Do you really? I feel really - No, no, no. I actually, I see you're a little nervous. No, I'm scared. Come on in. This entire complex is Robert Rodriguez and his wife Elizabeth's complex. This is Troublemaker Studios. Let me show you my office. You'll get a kick out of it. Me and Robert, we're doing like a double feature movie, We're doing two separate movies and we're releasing them together. But not like Twilight Zone The Movie. It's like he's done a whole movie - It's a double feature. Yeah And I've got to show you one of my things. These are all original 45s.

Oh, really? The original labels. Like, to give you an example. I have to tell you something. I just loved Extraordinary Machine so much. Literally, after I got it, I'd go up to my record room, I have a record room right next to my bedroom, and it got to be one of things, it was one of those albums that I had to play, you know, every day, for, like, weeks. That's the greatest thing to hear, because I remember sitting in your record room, and you were talking about other albums and I was like, "I wanna be one of the albums he's excited about." That was it. Now, there is a complete groove in the carpet, all right, that belongs to Fiona Apple, all right, where, you know, it's not like I'm sitting on the couch gellin', you know, I'm like, "I'm certainly not shopping for any new shoes and."

I really, really enjoy fitting words together,

but I only enjoy it when it's kind of easy, when it just kind of rolls along by itself. I never erase or cross out anything, I hardly ever write anything down, the song will be completely written in my head

before it's actually written down. I actually started breaking down some of her songs, as far as, just looking for my favourite lines, and I found that a lot of the lines I loved the most, not all of them, but a lot of the lines I loved the most were of violent imagery. She writes very violent sentences, all right, and evokes very violent imagery, and it's metaphorical and she also means it at the exact same time. NO, she did want to kill him at that moment.

Not really, but, yeah, really. My mum used to say that when there was anything wrong with me, that there would be three sounds, first, the sound would be of me stomping down the hall to my room, then the door slamming, and then just all this banging on the piano. I don't know. There was always something that I was drawn to

about the piano because of its percussive nature,

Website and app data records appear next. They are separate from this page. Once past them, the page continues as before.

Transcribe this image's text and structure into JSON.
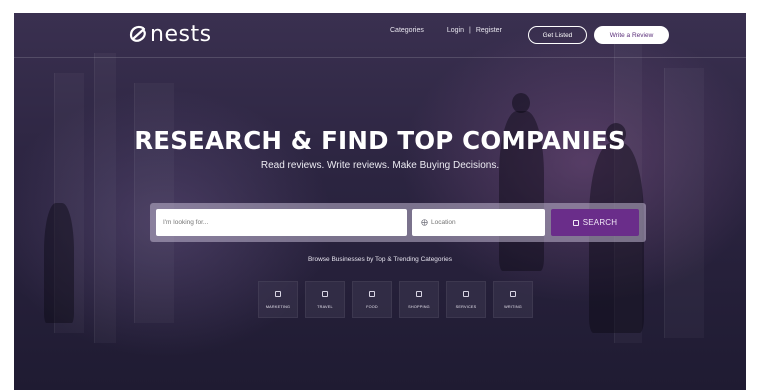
{
  "nav": {
    "logo_text": "nests",
    "categories": "Categories",
    "login": "Login",
    "separator": "|",
    "register": "Register",
    "get_listed": "Get Listed",
    "write_review": "Write a Review"
  },
  "hero": {
    "title": "RESEARCH & FIND TOP COMPANIES",
    "subtitle": "Read reviews. Write reviews. Make Buying Decisions."
  },
  "search": {
    "keyword_placeholder": "I'm looking for...",
    "location_placeholder": "Location",
    "button_label": "SEARCH"
  },
  "browse": {
    "label": "Browse Businesses by Top & Trending Categories",
    "categories": [
      {
        "label": "MARKETING"
      },
      {
        "label": "TRAVEL"
      },
      {
        "label": "FOOD"
      },
      {
        "label": "SHOPPING"
      },
      {
        "label": "SERVICES"
      },
      {
        "label": "WRITING"
      }
    ]
  },
  "colors": {
    "accent": "#6a2d8a",
    "overlay": "#2b2440"
  }
}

in the same way some people like to get their aggression out by playing drums or something, or hitting people. I like to hit the piano. # No matter what I try you beat me with your bitter lies # So call me crazy, hold me down # Make me cry, get off now, baby # It won't be long til you're lying limp in your own hands. #

Violence is one